Line filter on the word "SATA": copy each matching line from the entries.

╭─ STUDY MATERIAL

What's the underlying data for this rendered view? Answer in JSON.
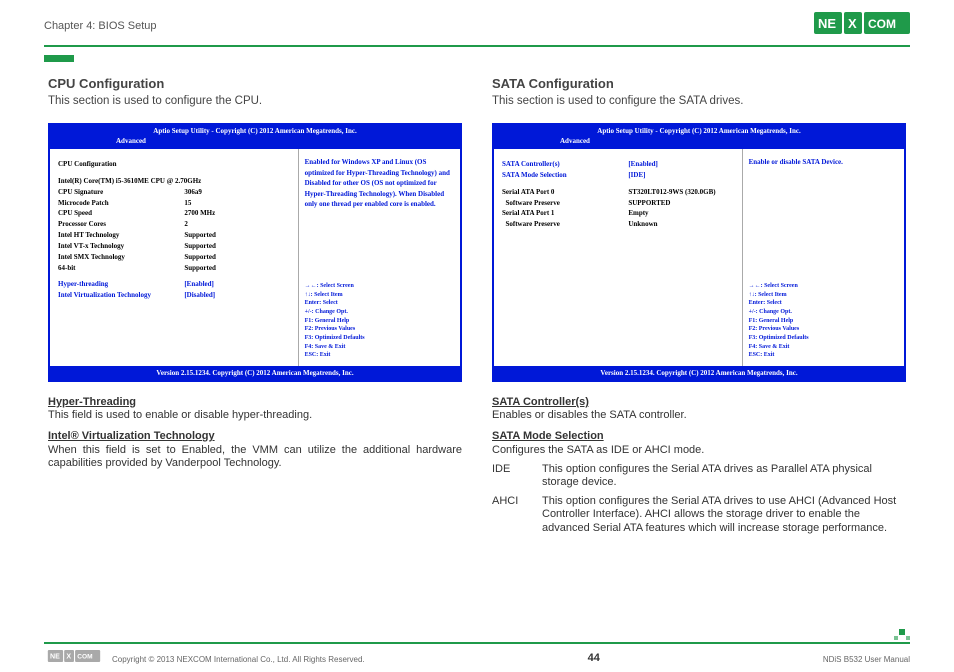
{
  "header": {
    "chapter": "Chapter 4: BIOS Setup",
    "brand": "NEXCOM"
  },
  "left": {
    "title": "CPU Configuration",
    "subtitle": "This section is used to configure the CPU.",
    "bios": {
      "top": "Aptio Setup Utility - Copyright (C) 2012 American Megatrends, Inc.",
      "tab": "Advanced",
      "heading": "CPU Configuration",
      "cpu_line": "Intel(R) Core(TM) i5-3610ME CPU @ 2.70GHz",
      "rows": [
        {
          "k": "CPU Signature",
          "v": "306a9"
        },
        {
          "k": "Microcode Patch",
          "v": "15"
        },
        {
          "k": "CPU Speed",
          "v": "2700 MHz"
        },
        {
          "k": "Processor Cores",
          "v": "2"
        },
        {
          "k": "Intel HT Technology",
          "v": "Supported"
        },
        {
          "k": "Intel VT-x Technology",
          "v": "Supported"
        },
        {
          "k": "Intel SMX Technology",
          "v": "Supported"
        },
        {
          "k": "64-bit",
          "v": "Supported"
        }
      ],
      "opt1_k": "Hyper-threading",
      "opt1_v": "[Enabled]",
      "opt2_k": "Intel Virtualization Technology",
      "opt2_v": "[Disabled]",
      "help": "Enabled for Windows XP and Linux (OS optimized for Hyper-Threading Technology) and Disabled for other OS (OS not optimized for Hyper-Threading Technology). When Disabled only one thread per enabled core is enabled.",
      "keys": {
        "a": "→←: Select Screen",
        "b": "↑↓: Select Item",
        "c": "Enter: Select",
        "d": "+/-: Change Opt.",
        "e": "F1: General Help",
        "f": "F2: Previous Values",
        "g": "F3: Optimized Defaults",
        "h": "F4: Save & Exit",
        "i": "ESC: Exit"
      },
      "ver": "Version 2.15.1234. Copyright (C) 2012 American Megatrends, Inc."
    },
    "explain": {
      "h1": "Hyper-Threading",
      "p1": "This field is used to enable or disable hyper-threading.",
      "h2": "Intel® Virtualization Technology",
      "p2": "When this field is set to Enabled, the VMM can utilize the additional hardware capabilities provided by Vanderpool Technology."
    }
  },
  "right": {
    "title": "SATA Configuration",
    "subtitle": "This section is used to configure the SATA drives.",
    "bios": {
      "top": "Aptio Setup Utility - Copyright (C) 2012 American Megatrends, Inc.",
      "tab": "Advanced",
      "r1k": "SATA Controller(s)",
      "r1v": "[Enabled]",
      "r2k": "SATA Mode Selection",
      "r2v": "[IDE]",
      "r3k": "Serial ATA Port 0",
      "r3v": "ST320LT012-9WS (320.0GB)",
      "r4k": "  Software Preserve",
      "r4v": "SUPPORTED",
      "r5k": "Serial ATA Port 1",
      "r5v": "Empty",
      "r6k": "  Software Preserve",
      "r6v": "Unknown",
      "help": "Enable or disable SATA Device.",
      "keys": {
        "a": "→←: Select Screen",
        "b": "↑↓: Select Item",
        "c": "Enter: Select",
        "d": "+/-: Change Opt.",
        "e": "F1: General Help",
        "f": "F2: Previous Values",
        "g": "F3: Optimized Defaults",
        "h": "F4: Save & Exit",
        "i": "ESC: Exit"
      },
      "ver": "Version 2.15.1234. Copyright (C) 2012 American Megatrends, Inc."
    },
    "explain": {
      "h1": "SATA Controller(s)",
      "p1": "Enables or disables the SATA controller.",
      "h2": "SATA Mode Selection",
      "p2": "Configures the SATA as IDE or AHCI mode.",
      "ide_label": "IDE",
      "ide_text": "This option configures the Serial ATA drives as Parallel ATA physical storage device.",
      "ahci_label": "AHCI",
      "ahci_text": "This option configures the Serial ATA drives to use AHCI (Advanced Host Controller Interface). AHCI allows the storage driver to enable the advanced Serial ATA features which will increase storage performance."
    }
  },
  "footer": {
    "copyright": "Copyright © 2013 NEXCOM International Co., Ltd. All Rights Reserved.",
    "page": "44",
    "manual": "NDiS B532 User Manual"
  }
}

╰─

# [ANSWER FOR THE TASK]
    "title": "SATA Configuration",
    "subtitle": "This section is used to configure the SATA drives.",
      "r1k": "SATA Controller(s)",
      "r2k": "SATA Mode Selection",
      "help": "Enable or disable SATA Device.",
      "h1": "SATA Controller(s)",
      "p1": "Enables or disables the SATA controller.",
      "h2": "SATA Mode Selection",
      "p2": "Configures the SATA as IDE or AHCI mode.",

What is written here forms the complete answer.